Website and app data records
== Segment start ==
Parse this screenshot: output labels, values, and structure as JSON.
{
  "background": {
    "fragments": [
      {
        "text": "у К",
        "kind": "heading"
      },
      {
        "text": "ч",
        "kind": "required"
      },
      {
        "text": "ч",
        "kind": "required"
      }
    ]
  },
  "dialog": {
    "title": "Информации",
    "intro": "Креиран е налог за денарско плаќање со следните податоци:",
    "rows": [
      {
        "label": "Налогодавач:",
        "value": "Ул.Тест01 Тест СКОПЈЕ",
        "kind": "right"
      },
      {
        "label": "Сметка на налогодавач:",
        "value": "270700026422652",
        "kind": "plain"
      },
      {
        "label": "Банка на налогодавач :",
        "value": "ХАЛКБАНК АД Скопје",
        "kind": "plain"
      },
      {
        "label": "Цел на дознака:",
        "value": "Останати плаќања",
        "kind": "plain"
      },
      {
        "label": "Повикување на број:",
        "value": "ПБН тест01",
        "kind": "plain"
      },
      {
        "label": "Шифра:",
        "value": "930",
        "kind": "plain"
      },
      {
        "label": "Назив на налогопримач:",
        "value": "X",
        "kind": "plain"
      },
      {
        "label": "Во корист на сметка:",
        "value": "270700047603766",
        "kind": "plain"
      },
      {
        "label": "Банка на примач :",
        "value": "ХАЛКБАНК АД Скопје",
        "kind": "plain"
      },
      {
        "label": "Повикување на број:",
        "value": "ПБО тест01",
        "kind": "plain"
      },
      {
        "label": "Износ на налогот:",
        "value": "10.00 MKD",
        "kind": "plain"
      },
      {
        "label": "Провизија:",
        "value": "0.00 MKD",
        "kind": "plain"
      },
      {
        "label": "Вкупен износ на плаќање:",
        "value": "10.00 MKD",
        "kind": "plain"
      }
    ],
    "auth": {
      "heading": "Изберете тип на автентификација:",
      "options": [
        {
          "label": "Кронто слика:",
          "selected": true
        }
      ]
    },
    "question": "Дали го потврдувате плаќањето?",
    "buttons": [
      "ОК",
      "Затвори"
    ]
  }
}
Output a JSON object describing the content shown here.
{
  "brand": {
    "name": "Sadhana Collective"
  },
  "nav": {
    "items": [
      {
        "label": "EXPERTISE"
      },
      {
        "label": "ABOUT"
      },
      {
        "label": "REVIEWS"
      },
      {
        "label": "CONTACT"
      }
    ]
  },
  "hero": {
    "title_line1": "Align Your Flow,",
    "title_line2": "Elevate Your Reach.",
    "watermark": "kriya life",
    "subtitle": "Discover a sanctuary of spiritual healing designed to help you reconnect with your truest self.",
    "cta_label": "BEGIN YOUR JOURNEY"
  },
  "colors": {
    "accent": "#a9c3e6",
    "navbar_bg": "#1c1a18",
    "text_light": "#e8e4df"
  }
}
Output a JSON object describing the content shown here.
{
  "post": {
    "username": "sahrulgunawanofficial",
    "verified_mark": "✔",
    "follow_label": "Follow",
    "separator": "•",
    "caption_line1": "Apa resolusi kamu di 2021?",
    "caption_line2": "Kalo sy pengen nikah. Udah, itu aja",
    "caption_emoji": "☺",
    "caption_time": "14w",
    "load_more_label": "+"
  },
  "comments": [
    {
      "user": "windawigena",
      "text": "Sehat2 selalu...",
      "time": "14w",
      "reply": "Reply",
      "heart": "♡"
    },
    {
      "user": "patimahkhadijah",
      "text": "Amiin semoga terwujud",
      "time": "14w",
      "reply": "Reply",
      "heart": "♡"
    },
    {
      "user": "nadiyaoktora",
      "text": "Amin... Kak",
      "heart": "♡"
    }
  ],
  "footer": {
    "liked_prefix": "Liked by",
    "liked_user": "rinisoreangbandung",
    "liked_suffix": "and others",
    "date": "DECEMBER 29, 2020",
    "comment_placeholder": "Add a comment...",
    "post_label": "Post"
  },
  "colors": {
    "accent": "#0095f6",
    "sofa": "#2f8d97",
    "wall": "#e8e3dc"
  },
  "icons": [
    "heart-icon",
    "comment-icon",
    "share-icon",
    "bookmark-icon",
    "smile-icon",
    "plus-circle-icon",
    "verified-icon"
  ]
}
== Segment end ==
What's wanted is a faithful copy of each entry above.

Parse this screenshot: output labels, values, and structure as JSON.
{
  "background": {
    "fragments": [
      {
        "text": "у К",
        "kind": "heading"
      },
      {
        "text": "ч",
        "kind": "required"
      },
      {
        "text": "ч",
        "kind": "required"
      }
    ]
  },
  "dialog": {
    "title": "Информации",
    "intro": "Креиран е налог за денарско плаќање со следните податоци:",
    "rows": [
      {
        "label": "Налогодавач:",
        "value": "Ул.Тест01 Тест СКОПЈЕ",
        "kind": "right"
      },
      {
        "label": "Сметка на налогодавач:",
        "value": "270700026422652",
        "kind": "plain"
      },
      {
        "label": "Банка на налогодавач :",
        "value": "ХАЛКБАНК АД Скопје",
        "kind": "plain"
      },
      {
        "label": "Цел на дознака:",
        "value": "Останати плаќања",
        "kind": "plain"
      },
      {
        "label": "Повикување на број:",
        "value": "ПБН тест01",
        "kind": "plain"
      },
      {
        "label": "Шифра:",
        "value": "930",
        "kind": "plain"
      },
      {
        "label": "Назив на налогопримач:",
        "value": "X",
        "kind": "plain"
      },
      {
        "label": "Во корист на сметка:",
        "value": "270700047603766",
        "kind": "plain"
      },
      {
        "label": "Банка на примач :",
        "value": "ХАЛКБАНК АД Скопје",
        "kind": "plain"
      },
      {
        "label": "Повикување на број:",
        "value": "ПБО тест01",
        "kind": "plain"
      },
      {
        "label": "Износ на налогот:",
        "value": "10.00 MKD",
        "kind": "plain"
      },
      {
        "label": "Провизија:",
        "value": "0.00 MKD",
        "kind": "plain"
      },
      {
        "label": "Вкупен износ на плаќање:",
        "value": "10.00 MKD",
        "kind": "plain"
      }
    ],
    "auth": {
      "heading": "Изберете тип на автентификација:",
      "options": [
        {
          "label": "Кронто слика:",
          "selected": true
        }
      ]
    },
    "question": "Дали го потврдувате плаќањето?",
    "buttons": [
      "ОК",
      "Затвори"
    ]
  }
}
Output a JSON object describing the content shown here.
{
  "brand": {
    "name": "Sadhana Collective"
  },
  "nav": {
    "items": [
      {
        "label": "EXPERTISE"
      },
      {
        "label": "ABOUT"
      },
      {
        "label": "REVIEWS"
      },
      {
        "label": "CONTACT"
      }
    ]
  },
  "hero": {
    "title_line1": "Align Your Flow,",
    "title_line2": "Elevate Your Reach.",
    "watermark": "kriya life",
    "subtitle": "Discover a sanctuary of spiritual healing designed to help you reconnect with your truest self.",
    "cta_label": "BEGIN YOUR JOURNEY"
  },
  "colors": {
    "accent": "#a9c3e6",
    "navbar_bg": "#1c1a18",
    "text_light": "#e8e4df"
  }
}
Output a JSON object describing the content shown here.
{
  "post": {
    "username": "sahrulgunawanofficial",
    "verified_mark": "✔",
    "follow_label": "Follow",
    "separator": "•",
    "caption_line1": "Apa resolusi kamu di 2021?",
    "caption_line2": "Kalo sy pengen nikah. Udah, itu aja",
    "caption_emoji": "☺",
    "caption_time": "14w",
    "load_more_label": "+"
  },
  "comments": [
    {
      "user": "windawigena",
      "text": "Sehat2 selalu...",
      "time": "14w",
      "reply": "Reply",
      "heart": "♡"
    },
    {
      "user": "patimahkhadijah",
      "text": "Amiin semoga terwujud",
      "time": "14w",
      "reply": "Reply",
      "heart": "♡"
    },
    {
      "user": "nadiyaoktora",
      "text": "Amin... Kak",
      "heart": "♡"
    }
  ],
  "footer": {
    "liked_prefix": "Liked by",
    "liked_user": "rinisoreangbandung",
    "liked_suffix": "and others",
    "date": "DECEMBER 29, 2020",
    "comment_placeholder": "Add a comment...",
    "post_label": "Post"
  },
  "colors": {
    "accent": "#0095f6",
    "sofa": "#2f8d97",
    "wall": "#e8e3dc"
  },
  "icons": [
    "heart-icon",
    "comment-icon",
    "share-icon",
    "bookmark-icon",
    "smile-icon",
    "plus-circle-icon",
    "verified-icon"
  ]
}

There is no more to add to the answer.